The fruit is of spherical shape with a shiny red skin. It tightly holds a multitude of red berries, which have a delicious sweet and slightly sour taste. The berries look very pretty – like small rubies – have fewer calories, great nutritional value and contain lots of healthy antioxidants and flavonoids.

The pomegranate can be used to make jams, drinks, liquor or in cosmetic products. I personally eat them raw, enjoying slowly each and every one of the berries. How do you prefer them?

Photo credit: www.fitlista.com
Shared by Patricia at www.simplychillout.com

#sardinia #pomegranate #fruit #gastronomy


No matter the weather, after a long walk in the city you will start looking for an interesting place to rest.

Recently I have discovered this beautiful little café just behind Via Roma … Dulcis Pasticceria in Via Baylle. And it is actually an amazing pastry shop! They are specialised in fresh Sardinian sweets, but also offer delicious cakes, mini sandwitches, different types of coffee, a large selection of Kusmi teas, wines and more.

The place is tiny with only a few tables, but they also have a take-away and catering service.

Shared by Patricia at www.simplychillout.com

#sardinia #cagliari #pasticceriadulcis #sweets #coffee #placetosee


If you have traveled around in Sardinia, you must have noticed the widespread succulent plants along the roads, the hallmark of the island landscape. But did you know that you can actually eat its fruit?

The prickly pear tree (Figu Morisca in Sardinian) can reach up to 5 meters high and has large leaves covered with thick whitish thorns. From April to June the plant blooms in all its beauty, while in the following period are born egg-shaped fruits covered with thorns too. The color of the ripe fruit varies from yellow to dark red.

In Sardinia, prickly pears are used to make a tasty liquor and delicious jams. More often, the freshly picked fruit is consumed raw and it’s exquisite! Before you try to eat a prickly pear on your own, watch this video that shows how to safely peal the fruits: https://www.youtube.com/watch?v=pXkKPIO039Y. Enjoy!

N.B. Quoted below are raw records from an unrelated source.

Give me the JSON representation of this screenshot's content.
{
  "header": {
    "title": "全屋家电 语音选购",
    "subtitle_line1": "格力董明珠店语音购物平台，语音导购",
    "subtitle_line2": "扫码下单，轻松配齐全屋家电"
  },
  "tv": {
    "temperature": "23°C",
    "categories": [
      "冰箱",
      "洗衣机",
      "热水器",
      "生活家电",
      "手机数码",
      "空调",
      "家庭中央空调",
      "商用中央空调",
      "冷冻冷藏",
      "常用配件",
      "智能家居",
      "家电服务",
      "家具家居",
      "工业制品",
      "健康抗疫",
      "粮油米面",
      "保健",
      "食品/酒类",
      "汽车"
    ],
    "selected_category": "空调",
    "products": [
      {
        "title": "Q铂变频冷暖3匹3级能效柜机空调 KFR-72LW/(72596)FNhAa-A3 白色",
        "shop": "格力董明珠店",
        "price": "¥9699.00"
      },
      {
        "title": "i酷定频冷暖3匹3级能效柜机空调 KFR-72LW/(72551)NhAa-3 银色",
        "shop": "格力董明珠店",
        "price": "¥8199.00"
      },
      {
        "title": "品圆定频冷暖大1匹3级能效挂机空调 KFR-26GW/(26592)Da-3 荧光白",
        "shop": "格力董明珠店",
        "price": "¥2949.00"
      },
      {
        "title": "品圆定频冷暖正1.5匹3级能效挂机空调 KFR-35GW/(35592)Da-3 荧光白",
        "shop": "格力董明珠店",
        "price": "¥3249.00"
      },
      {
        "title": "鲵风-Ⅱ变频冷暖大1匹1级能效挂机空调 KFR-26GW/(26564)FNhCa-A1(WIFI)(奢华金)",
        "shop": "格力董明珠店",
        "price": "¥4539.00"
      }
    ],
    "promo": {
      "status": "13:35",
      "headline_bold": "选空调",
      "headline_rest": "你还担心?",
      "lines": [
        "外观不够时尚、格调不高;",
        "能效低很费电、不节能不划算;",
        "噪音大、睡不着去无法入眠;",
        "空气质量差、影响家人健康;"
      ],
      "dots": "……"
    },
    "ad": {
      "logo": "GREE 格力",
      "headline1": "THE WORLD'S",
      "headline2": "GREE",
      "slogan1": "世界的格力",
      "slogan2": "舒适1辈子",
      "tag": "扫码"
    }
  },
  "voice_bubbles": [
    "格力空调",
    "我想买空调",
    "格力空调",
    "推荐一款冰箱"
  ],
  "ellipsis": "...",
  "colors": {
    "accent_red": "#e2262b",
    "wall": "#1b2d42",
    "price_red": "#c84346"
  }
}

Shared by Patricia at www.simplychillout.com

#sardinia #fruit #gastronomy #pricklypear #figumorisca #ficchidindia